We Must Ban Growth Hormones Until All Questions Are Answered


Madison Capital Times

August 1989




            With the Food and Drug Administration ready to approve the use of genetically engineered growth hormones in cows to boost milk production, concerns are mounting among dairy farmers, state legislatures, animal rights activists, and consumer and public interest groups.


            These hormones, known as BGH, are manufactured by giant chemical companies—Monsanto, American Cyanamid, Upjohn, and Eli Lilly together with Dow—who anticipate $500 million in annual worldwide sales.


            Their promotional hype claims that the hormones are “natural,” that they are not found in milk, that they increase milk yields up to 25 percent, that they do not harm cows, that they do not alter milk quality and that they are safe for humans.


            The FDA also agrees that BGH is safe and has allowed the sale of unlabeled milk and meat from BGH cows for about five years.   These claims, which are based on industry-contracted research at more than 20 U.S. university dairy science departments, are misleading in the extreme.

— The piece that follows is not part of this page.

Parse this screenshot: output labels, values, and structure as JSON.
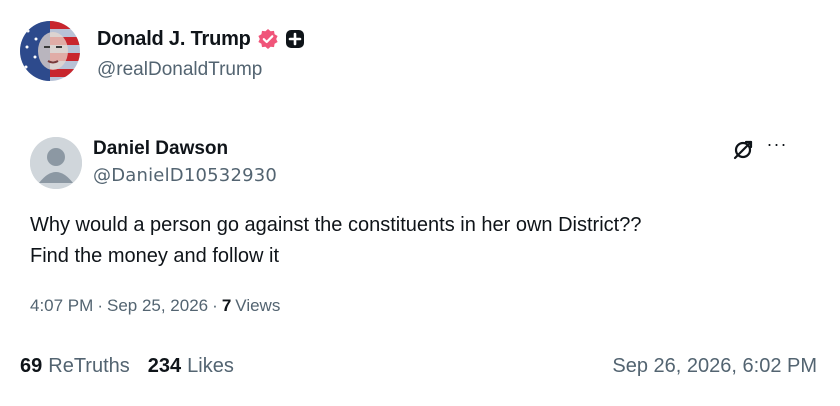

            Apart from the national surplus of milk and anticipated foreclosure of thousands of small dairy farms if milk production is increased and milk prices reduced, the effectiveness of BGH is exaggerated.


            Furthermore, the nutritional quality of milk and cheese is altered; fat is increased and casein decreased.  Stress effects have been noted in cows hyper-stimulated by BGH.  They include increased susceptibility to infection, infertility, loss of fat, heat intolerance and “burnout,” or lactational failure; and severe stress diseases including gastric ulcer and arthritis.   Also, kidney and heart abnormalities have been found in pigs.


            Additionally, BGH is likely to be misused as a growth promoter in calves, pigs and sheep, particularly as there are no practical methods for detecting the hormone in meat, and in view of the abusive track record of the meat industry regarding hormonal and other feed additives.


            Apart from economic and veterinary concerns, BGH poses grave consumer health risks that have not been investigated by the industry or the FDA.



What can be done?   State legislatures should be pressured to ban BGH.   The

FDA should be petitioned to ban the manufacture, domestic sale and export of the hormones until all safety questions can be resolved.   Congressional oversight should focus on industry’s misleading and self-interested claims on BGH, and the FDA’s regulatory abdication.


            Finally, consumers should recognize the hormones as industry’s latest unsafe contribution to the brave new world of chemicalized food and mechanized farming.


Samuel Epstein, M.D., is professor of occupational and environmental medicine at the University of Illinois Medical Center, Chicago, wrote a recent report on the health risks of BGH.